<span style="color: #990000">Yes! I welcome the gaff! This has enraged women all over the country, AGAIN! It will highlight Ryan's co-sponsoring these bills to deny women and girls of their rights to abort fetuses after they have been raped!

As the president said today:

<span style='font-size: 14pt'> "Let me first of all say that the views expressed were offensive! Rape is Rape! And the idea that we should be parsing and qualifying and slicing what types of rape we're talking about, doesn't make sense to the American people, and certainly doesn't make sense to me.


So, what I think these comments do underscore is why we shouldn't have a bunch of politicians, a majority of whom are men, making health care decisions on behalf of women!

And so although these particular comments have led Governor Romney and other Republicans to distance themselves, I think the underlying notion that we (men) should be making decisions on behalf of women for their health care decisions, or qualifying forcible rape verses non forcible rape, I think those are broarder issues and that is a significant difference difference in approach between me, and the other party.

But, I don't think they would agree with the Senator from Missouri in terms of his statement, which was way out there." </span> </span>

<span style="color: #990000"> Bravo Mr. President!
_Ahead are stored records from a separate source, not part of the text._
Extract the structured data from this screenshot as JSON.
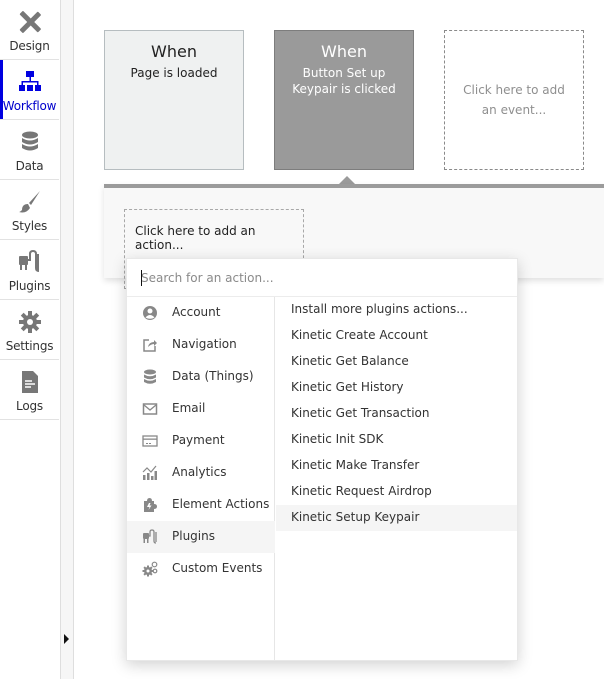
{
  "sidebar": {
    "items": [
      {
        "label": "Design",
        "icon": "design-icon",
        "active": false
      },
      {
        "label": "Workflow",
        "icon": "workflow-icon",
        "active": true
      },
      {
        "label": "Data",
        "icon": "database-icon",
        "active": false
      },
      {
        "label": "Styles",
        "icon": "brush-icon",
        "active": false
      },
      {
        "label": "Plugins",
        "icon": "plug-icon",
        "active": false
      },
      {
        "label": "Settings",
        "icon": "gear-icon",
        "active": false
      },
      {
        "label": "Logs",
        "icon": "document-icon",
        "active": false
      }
    ],
    "accent_color": "#0000e0"
  },
  "rail": {
    "expand_icon": "triangle-right-icon"
  },
  "events": [
    {
      "when": "When",
      "description": "Page is loaded"
    },
    {
      "when": "When",
      "description": "Button Set up Keypair is clicked",
      "selected": true
    },
    {
      "placeholder": "Click here to add an event..."
    }
  ],
  "action_panel": {
    "add_action_label": "Click here to add an action..."
  },
  "action_picker": {
    "search_placeholder": "Search for an action...",
    "search_value": "",
    "categories": [
      {
        "label": "Account",
        "icon": "user-circle-icon"
      },
      {
        "label": "Navigation",
        "icon": "share-icon"
      },
      {
        "label": "Data (Things)",
        "icon": "database-icon"
      },
      {
        "label": "Email",
        "icon": "envelope-icon"
      },
      {
        "label": "Payment",
        "icon": "credit-card-icon"
      },
      {
        "label": "Analytics",
        "icon": "chart-icon"
      },
      {
        "label": "Element Actions",
        "icon": "puzzle-icon"
      },
      {
        "label": "Plugins",
        "icon": "plug-icon",
        "selected": true
      },
      {
        "label": "Custom Events",
        "icon": "gears-icon"
      }
    ],
    "actions": [
      {
        "label": "Install more plugins actions..."
      },
      {
        "label": "Kinetic Create Account"
      },
      {
        "label": "Kinetic Get Balance"
      },
      {
        "label": "Kinetic Get History"
      },
      {
        "label": "Kinetic Get Transaction"
      },
      {
        "label": "Kinetic Init SDK"
      },
      {
        "label": "Kinetic Make Transfer"
      },
      {
        "label": "Kinetic Request Airdrop"
      },
      {
        "label": "Kinetic Setup Keypair",
        "hovered": true
      }
    ]
  }
}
Perfect! However, President Obama is being far more kind to the Republicans on this matter than I would ever be, becuase of the sheer number of outrageous bills and passed laws, which the Repiglican Majority have put forward during this economic instability, particularly, in order to dictate to, or otherwise remove and/or destroy women's constitutional rights, not only on The Hill, but all over this country, all of it prosecuted by Repiglicans!

Clearly, these atrocities ARE Republican Policies, and while they may be running away from them now, in the run up to an election, and polling badly for the women's votes, the fact is that they will jump right back into their misogynistic efforts as soon as this election is over.
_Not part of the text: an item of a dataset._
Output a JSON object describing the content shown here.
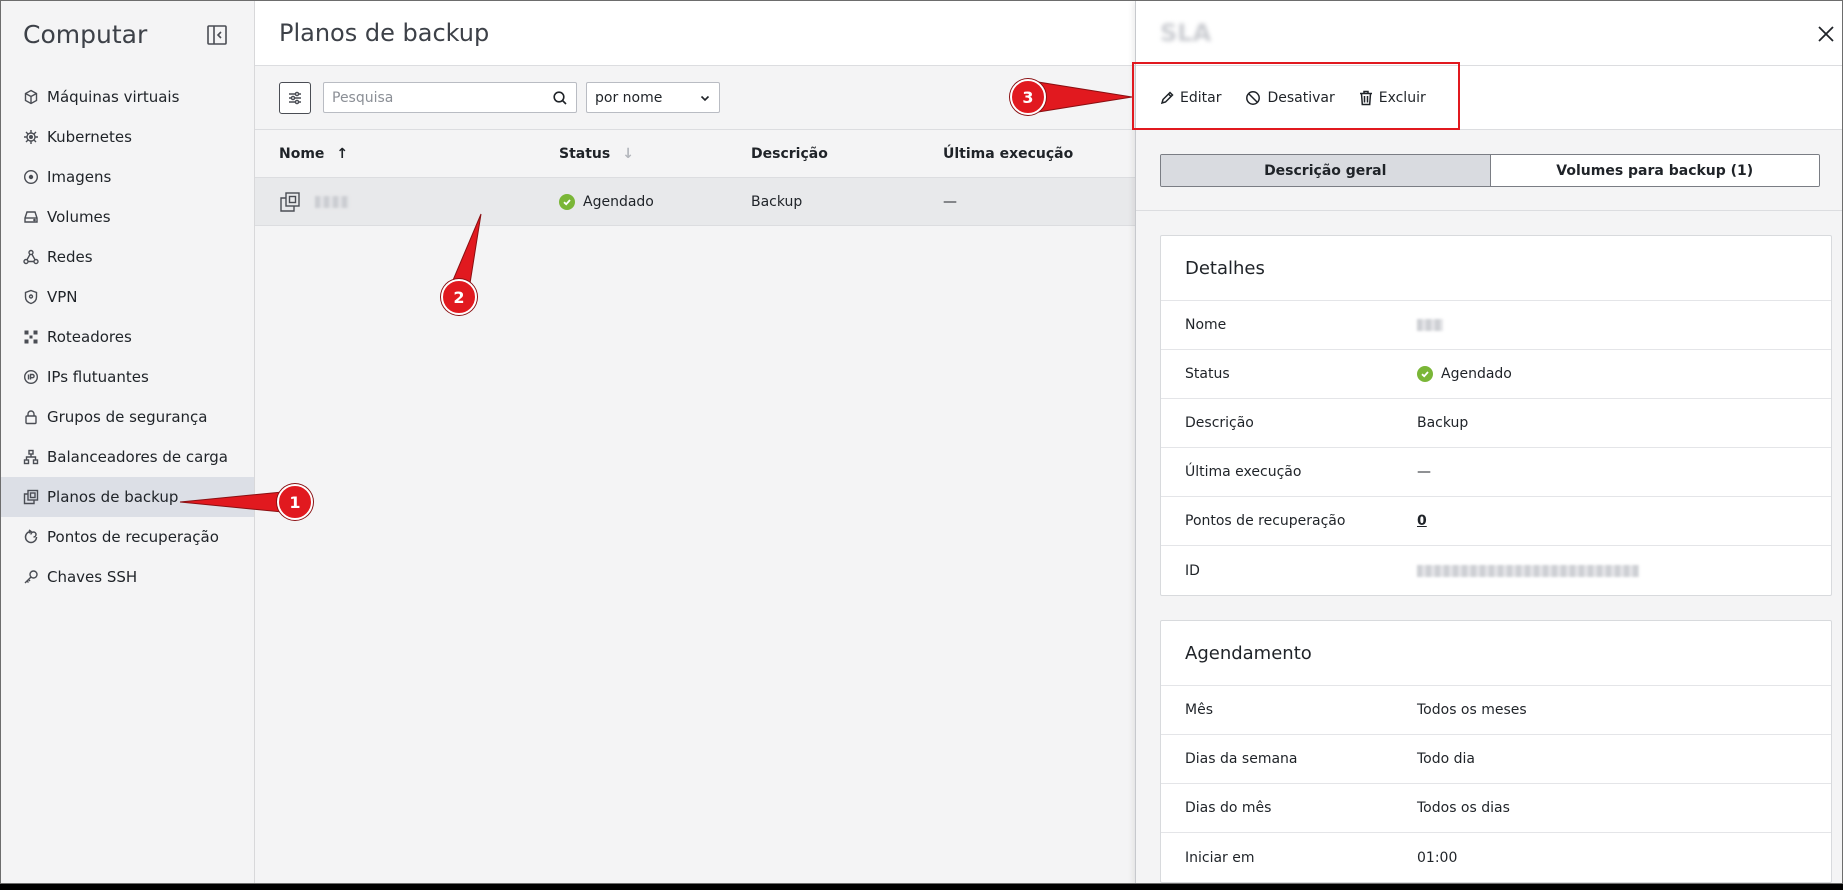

The question is, will women in this country realize that they MUST organize all women in our country to go all out to defeat Repiglicans on every level in this coming election, or likely lose all of their rights!

I do believe they will have an impact against the Romney team!

G.</span>

Gayle in MD
08-21-2012, 04:25 AM
<div class="ubbcode-block"><div class="ubbcode-header">Quote:</div><div class="ubbcode-body">Clearly, these atrocities ARE Republican Policies, and while they may be running away from them now, in the run up to an election, and polling badly for the women's votes, the fact is that they will jump right back into their misogynistic efforts as soon as this election is over.

</div></div>

Just Wondering...does annyonw doubt this? Does anyone think that Ryan, who sponsored this Bill, can shake off the actual truth that he was Akin's biggest supporter, and co-sponsor?

Bump?

G.